top. One way to accomplish this is to schedule a small dummy thread on each CPU. If all the dummy threads execute, a context switch has definitely taken place.
In a way, RCU trades space for time. It allows the common case (read accesses) to execute faster, by allowing unused locations to not get freed for an extended period of time (i.e., for time greater than what it strictly needs to be). This is a useful approach only if the memory is plentiful, which is true for modern hardware environments.
Using read-write locks would penalize routing table lookups. However, RCU allows lookups to execute unsynchronized (full speed) and yet maintains correctness with respect to occasional updates.
This can be accomplished using read-write locks, but that would mean that all module accesses (e.g., function calls) are preceded by a read-acquire. A much faster method would be to use RCU, where function calls can execute without synchronization, but updates (loading/unloading) will need to be done carefully (CAS, wait for other CPUs to context switch before freeing).
Figure showing monolithic kernel and Apps. The monolithic kernel has subsystems like filesystem, virtual memory, scheduler, device drivers, etc.
The primary weaknesses of the monolithic organization are:
There are alternate OS organizations that have been proposed to alleviate these limitations of the monolithic kernel, two of which are called the microkernel and the exokernel.
Figure showing microkernel (IPC+protection), servers (FS, VM, Drivers, Scheduler, TCP/IP, etc.), and apps.

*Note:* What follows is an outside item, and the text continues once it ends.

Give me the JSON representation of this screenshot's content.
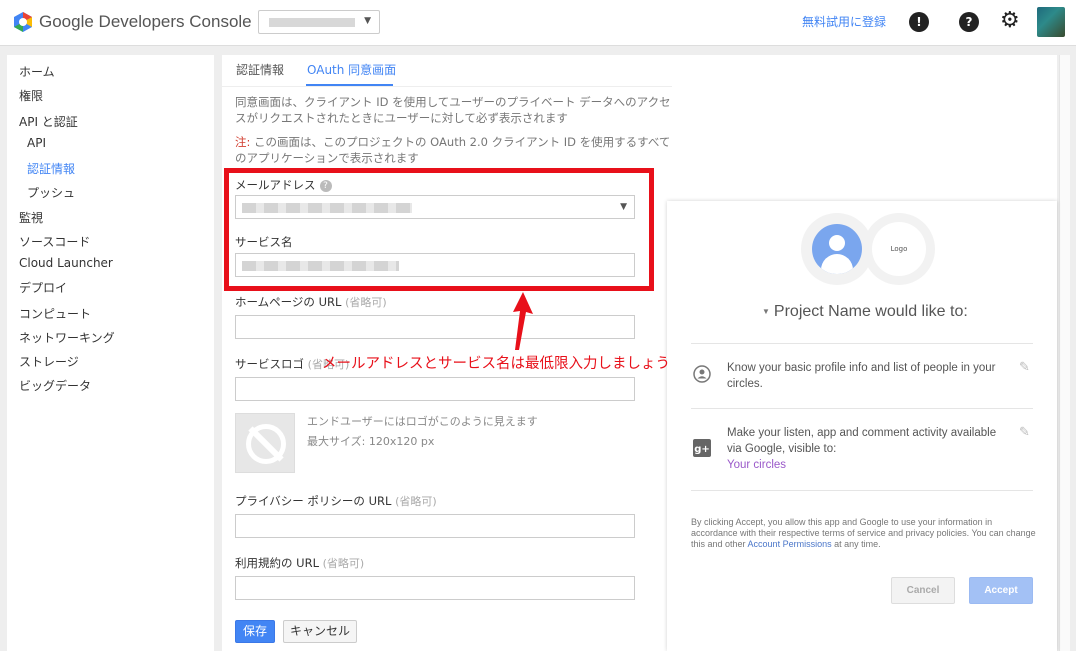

The kernel becomes much thinner, and isolated from all the other services. A bug or a security hole in one service does not affect the other services or the kernel. Also, different implementations of subsystems can be used for different applications: e.g., different FS implementations can co-exist (as executables and processes) and different apps can use different FS implementations (perhaps tuned for themselves), assuming that the FS implementations are operating on different parts of the disk. While monolithic kernels also support multiple filesystems, the flexibility of a microkernel is far greater. For example, a database-like application that cares about persistence and has structured records, can choose its own filesystem where a file looks very similar to a database table and has stronger persistence guarantees.
The downside of the microkernel architecture is performance: IPC, no matter how fast, is decidedly slower than direct interaction with the kernel. For example, monolithic kernels allow communication between application and the kernel service through pointer exchanges. Such communication will now require marshalling and unmarshalling of data structures across address space boundaries.
While microkernels are not very popular in modern desktop and server environments, microkernels (e.g., L4) are often used in embedded environments that require strong isolation, reliability, and security guarantees.
Figure showing App with FS, VM, scheduler subsystems within the App, and the kernel providing low-level syscall API.
Exokernel example for virtual memory:
Here are the set of kernel abstractions:
pa = AllocPage()
DeallocPage()to control its physical memory footprint. The
Createmapping()syscall is used for creating a mapping from a process-private virtual address to a physical address. The process must be authorized to map the physical address for the CreateMapping() call to succeed.
Similarly, there are upcalls which allows the kernel to invoke
process-registered functions (similar to signal handlers on UNIX) for
a page fault and for requesting the process to release a page. On a
page fault, the process's page fault handler gets called (unlike UNIX
where the page fault handler was inside the kernel), and decides what
to do: e.g., choose a physical page for replacement, create a new mapping,
etc. This allows a process to decide its own replacement policy and other
mechanisms, thus providing far greater flexibility. Also, the
PleaseReleaseAPage() upcall can be used by the kernel to
request the process to release a page (using DeallocPage()). The kernel
may expect the process to respond to an upcall within a bounded time, after
which it may take coercive action (e.g., forcibly take a page away, kill
the process, etc.).